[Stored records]
________________________

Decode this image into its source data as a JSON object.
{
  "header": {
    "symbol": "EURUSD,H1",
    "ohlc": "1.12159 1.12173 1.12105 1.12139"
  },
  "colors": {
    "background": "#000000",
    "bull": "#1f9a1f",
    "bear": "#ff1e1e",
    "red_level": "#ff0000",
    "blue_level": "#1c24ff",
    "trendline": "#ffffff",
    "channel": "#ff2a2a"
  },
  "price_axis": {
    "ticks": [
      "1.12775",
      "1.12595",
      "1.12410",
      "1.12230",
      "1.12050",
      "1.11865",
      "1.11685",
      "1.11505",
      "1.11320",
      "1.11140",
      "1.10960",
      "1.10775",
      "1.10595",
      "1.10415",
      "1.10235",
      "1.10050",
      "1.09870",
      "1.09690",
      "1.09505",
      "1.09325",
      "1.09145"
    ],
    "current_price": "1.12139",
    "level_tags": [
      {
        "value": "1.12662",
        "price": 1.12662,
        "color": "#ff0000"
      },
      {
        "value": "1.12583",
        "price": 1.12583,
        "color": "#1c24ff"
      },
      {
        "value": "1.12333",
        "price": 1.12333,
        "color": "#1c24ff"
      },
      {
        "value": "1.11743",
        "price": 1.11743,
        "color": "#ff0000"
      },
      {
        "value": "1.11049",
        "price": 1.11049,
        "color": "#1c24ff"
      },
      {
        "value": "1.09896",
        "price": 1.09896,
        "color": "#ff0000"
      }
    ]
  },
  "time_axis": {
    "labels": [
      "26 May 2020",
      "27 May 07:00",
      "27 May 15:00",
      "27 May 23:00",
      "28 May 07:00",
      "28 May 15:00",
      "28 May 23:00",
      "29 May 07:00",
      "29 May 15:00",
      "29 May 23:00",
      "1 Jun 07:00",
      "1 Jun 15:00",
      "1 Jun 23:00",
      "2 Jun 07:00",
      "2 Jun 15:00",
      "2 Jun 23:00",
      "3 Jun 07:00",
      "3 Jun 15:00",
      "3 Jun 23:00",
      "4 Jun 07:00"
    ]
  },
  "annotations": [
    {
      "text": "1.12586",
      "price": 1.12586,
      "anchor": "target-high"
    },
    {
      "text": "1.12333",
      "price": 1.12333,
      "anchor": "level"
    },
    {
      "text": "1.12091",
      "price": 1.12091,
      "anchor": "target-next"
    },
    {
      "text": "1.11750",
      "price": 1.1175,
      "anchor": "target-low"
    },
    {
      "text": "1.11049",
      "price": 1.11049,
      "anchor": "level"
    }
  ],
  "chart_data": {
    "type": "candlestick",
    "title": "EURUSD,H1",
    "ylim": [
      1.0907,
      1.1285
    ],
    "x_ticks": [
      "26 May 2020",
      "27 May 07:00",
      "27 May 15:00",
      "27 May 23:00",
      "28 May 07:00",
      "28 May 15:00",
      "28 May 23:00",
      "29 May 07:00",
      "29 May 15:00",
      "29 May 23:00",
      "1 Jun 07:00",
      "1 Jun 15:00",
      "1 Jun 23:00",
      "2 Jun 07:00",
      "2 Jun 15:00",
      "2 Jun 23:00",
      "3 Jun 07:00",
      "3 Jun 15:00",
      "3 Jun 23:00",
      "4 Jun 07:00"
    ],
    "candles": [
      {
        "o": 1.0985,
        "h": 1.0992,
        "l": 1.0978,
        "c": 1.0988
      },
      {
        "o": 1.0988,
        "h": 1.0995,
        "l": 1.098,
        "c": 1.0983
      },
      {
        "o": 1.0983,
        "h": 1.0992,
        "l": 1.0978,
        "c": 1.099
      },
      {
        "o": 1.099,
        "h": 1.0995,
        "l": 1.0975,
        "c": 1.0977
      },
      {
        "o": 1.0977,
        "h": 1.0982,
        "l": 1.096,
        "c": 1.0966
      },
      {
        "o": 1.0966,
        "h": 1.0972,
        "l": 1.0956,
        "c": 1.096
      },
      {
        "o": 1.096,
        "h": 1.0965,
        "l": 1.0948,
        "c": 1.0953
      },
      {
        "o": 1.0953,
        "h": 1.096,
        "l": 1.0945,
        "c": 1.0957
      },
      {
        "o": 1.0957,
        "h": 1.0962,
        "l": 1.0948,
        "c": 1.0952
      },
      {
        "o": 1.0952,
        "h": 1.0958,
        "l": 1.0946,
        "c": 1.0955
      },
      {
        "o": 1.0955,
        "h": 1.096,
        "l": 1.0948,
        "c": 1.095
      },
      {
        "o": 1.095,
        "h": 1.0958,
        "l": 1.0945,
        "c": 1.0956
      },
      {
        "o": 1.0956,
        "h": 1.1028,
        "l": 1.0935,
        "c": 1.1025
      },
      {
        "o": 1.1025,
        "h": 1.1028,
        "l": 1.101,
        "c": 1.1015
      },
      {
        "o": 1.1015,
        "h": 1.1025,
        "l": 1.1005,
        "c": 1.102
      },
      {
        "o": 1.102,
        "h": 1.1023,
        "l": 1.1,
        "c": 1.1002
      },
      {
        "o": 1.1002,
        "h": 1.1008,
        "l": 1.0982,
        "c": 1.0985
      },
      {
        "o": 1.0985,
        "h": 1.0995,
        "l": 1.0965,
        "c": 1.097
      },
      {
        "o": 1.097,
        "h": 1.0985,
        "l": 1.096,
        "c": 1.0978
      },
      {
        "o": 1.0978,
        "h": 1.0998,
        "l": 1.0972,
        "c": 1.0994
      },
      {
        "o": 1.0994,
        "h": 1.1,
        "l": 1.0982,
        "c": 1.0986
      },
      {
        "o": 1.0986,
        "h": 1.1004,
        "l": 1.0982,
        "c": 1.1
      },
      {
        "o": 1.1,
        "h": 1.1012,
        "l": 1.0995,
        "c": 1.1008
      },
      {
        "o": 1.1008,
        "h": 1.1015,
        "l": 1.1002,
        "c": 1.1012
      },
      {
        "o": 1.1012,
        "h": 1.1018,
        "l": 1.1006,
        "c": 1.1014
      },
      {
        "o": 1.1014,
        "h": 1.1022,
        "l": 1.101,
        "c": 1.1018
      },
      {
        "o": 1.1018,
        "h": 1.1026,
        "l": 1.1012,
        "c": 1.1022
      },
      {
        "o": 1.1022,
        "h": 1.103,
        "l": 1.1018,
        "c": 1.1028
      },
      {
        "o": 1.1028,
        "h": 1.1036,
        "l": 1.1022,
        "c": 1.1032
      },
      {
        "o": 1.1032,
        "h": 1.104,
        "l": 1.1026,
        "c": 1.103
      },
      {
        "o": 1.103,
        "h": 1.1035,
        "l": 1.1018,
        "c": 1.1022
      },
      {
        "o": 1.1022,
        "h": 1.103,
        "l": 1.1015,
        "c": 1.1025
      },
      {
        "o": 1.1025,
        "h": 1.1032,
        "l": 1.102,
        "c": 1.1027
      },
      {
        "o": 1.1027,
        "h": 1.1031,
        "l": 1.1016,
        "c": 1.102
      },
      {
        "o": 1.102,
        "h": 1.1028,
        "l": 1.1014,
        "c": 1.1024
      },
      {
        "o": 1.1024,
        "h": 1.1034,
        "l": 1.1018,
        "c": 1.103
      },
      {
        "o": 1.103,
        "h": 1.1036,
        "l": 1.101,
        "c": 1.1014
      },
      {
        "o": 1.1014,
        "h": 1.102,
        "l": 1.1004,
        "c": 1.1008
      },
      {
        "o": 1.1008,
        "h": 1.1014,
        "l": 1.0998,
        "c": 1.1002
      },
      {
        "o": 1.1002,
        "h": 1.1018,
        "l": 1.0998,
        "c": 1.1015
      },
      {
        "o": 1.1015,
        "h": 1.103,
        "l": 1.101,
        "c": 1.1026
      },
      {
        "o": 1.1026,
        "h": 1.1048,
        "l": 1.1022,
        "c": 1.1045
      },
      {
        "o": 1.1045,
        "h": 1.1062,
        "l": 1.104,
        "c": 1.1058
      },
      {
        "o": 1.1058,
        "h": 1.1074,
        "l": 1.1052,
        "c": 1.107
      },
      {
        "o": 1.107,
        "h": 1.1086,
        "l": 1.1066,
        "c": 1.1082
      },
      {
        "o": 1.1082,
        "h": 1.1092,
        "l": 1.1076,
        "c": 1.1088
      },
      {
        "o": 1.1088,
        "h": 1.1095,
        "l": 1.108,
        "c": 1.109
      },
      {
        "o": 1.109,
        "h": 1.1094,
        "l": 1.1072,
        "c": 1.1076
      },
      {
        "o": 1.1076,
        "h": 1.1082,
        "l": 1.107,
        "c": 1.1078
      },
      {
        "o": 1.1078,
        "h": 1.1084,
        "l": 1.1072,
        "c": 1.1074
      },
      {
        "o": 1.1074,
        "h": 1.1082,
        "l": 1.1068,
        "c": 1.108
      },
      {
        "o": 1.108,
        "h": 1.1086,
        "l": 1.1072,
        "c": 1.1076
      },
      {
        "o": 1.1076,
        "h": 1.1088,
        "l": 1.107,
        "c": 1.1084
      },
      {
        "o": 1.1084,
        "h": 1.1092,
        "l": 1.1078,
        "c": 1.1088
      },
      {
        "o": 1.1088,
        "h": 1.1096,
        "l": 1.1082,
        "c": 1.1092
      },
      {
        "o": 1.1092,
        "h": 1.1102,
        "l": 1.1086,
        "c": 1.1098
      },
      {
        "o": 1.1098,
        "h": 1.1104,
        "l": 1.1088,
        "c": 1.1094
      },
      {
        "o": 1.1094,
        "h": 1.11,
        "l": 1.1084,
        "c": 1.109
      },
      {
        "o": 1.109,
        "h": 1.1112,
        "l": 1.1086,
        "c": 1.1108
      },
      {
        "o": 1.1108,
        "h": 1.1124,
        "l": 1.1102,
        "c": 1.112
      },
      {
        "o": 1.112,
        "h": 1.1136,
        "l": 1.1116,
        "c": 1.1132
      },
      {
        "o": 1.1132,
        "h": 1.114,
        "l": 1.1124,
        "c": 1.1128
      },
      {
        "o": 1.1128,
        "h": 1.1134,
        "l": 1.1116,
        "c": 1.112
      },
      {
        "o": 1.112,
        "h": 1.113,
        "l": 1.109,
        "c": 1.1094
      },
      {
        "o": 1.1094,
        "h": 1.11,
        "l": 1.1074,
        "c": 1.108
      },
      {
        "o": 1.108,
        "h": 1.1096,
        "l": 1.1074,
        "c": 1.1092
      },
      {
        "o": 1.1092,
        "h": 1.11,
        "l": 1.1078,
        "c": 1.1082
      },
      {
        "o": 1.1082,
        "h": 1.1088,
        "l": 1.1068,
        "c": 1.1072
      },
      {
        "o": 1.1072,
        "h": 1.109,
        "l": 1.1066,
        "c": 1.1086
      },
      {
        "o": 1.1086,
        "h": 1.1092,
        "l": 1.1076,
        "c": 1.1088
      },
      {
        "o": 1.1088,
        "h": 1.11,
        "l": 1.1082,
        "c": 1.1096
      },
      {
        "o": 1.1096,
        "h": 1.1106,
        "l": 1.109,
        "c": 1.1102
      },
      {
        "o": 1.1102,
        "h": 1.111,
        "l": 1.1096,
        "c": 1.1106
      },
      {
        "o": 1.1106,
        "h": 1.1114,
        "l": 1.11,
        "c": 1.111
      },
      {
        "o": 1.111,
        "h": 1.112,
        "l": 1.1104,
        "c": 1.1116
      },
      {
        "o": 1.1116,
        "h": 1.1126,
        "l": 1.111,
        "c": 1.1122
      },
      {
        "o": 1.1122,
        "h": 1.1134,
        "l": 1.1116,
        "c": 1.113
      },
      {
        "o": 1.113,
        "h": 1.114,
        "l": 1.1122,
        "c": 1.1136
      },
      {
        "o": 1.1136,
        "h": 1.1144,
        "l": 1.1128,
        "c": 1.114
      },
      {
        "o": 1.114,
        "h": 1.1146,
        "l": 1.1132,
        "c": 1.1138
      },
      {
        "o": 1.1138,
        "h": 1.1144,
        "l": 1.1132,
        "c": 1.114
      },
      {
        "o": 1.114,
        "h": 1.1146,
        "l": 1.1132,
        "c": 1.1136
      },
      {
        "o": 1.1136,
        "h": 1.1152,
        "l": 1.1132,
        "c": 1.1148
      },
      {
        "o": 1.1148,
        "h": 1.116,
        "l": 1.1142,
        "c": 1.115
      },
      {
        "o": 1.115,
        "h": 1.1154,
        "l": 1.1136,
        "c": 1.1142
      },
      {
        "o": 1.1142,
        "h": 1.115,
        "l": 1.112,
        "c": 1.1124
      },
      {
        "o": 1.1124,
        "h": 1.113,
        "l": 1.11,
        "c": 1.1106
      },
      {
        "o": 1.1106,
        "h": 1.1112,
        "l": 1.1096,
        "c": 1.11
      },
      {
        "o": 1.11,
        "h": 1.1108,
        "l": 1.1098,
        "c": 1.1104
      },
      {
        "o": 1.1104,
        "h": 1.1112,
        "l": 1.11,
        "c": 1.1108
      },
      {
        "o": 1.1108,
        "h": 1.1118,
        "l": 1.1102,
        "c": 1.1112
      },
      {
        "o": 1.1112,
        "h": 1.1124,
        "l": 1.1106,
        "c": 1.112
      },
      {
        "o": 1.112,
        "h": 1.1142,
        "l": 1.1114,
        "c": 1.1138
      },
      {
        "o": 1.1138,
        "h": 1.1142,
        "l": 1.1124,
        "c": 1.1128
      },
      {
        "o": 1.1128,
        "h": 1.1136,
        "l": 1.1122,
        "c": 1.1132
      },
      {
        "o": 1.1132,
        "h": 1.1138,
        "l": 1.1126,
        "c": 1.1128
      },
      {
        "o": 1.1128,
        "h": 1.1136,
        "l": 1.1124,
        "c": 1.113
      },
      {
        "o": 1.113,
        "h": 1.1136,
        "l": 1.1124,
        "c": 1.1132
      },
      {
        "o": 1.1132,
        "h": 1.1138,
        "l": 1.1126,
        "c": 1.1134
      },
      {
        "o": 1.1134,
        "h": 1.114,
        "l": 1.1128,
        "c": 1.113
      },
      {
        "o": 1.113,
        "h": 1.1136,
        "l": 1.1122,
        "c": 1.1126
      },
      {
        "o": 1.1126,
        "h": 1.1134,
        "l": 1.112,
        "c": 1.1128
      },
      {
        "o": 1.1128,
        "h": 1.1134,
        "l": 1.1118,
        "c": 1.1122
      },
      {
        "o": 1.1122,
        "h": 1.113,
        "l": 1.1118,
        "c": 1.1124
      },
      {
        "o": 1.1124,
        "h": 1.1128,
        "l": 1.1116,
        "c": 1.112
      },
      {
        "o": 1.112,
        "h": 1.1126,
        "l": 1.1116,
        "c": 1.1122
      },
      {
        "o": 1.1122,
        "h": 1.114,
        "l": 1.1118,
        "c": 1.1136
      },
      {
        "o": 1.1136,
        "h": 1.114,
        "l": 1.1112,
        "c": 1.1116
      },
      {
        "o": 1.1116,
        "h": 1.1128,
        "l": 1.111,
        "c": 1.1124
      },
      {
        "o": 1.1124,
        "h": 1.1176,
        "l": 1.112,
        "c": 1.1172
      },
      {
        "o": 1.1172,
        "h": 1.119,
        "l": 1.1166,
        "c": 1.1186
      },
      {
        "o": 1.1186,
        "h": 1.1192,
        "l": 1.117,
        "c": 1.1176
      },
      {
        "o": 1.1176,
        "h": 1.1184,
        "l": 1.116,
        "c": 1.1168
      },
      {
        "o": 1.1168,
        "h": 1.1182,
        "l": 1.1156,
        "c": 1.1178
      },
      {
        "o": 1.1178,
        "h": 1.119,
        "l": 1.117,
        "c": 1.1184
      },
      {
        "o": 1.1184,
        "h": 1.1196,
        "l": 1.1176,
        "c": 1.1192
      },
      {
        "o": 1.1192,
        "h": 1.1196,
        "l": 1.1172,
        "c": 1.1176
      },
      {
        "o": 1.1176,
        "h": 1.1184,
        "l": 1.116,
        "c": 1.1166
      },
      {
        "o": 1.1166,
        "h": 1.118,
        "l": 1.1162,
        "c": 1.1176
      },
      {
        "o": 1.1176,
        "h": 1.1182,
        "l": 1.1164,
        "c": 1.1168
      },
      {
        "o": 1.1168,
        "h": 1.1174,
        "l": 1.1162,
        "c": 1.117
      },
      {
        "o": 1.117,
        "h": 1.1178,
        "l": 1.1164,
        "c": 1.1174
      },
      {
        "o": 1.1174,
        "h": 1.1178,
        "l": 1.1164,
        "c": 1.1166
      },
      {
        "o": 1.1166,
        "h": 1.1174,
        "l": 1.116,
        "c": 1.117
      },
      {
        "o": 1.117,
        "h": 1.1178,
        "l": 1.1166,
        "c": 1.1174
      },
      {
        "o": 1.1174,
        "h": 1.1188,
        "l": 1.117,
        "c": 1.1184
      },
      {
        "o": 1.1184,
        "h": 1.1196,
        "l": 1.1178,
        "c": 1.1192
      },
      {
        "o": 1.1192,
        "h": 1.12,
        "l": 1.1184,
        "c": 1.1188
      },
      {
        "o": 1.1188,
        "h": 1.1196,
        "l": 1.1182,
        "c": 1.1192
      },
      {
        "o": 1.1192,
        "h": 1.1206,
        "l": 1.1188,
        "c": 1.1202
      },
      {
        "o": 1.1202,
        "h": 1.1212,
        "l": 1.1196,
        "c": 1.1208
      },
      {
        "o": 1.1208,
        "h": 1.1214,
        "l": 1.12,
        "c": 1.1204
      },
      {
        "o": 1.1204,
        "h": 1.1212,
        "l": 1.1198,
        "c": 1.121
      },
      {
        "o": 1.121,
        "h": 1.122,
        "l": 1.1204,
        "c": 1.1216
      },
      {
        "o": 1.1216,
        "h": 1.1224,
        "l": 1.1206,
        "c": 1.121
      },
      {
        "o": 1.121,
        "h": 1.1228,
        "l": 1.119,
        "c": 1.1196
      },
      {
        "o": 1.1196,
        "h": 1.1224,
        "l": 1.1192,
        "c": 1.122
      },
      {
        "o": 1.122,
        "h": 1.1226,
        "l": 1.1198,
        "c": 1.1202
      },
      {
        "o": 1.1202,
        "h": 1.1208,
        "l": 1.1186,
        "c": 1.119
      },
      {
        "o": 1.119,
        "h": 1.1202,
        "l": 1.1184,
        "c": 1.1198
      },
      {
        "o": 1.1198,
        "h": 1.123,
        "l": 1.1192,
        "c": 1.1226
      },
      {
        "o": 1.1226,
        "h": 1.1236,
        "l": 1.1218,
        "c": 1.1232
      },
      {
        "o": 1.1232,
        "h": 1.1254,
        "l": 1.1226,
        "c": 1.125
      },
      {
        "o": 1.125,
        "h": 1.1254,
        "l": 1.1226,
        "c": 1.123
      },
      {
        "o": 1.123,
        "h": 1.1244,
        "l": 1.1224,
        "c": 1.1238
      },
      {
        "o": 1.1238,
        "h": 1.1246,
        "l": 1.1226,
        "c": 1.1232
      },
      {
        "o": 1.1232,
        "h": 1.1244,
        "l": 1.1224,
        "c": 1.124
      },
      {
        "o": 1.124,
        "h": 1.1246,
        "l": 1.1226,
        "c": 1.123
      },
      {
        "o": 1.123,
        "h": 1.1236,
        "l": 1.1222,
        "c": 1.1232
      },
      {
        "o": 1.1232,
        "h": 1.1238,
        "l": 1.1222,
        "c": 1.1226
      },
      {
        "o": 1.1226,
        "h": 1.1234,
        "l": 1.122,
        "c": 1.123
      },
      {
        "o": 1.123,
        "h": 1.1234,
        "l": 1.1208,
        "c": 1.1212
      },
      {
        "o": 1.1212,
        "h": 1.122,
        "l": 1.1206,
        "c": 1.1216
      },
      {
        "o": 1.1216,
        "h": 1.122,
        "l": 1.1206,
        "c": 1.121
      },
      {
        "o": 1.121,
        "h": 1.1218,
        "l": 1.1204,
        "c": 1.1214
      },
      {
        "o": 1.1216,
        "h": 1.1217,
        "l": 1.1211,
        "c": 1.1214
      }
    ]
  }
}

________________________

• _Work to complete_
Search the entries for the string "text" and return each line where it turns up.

• _Problem solution_
      "text": "1.12586",
      "text": "1.12333",
      "text": "1.12091",
      "text": "1.11750",
      "text": "1.11049",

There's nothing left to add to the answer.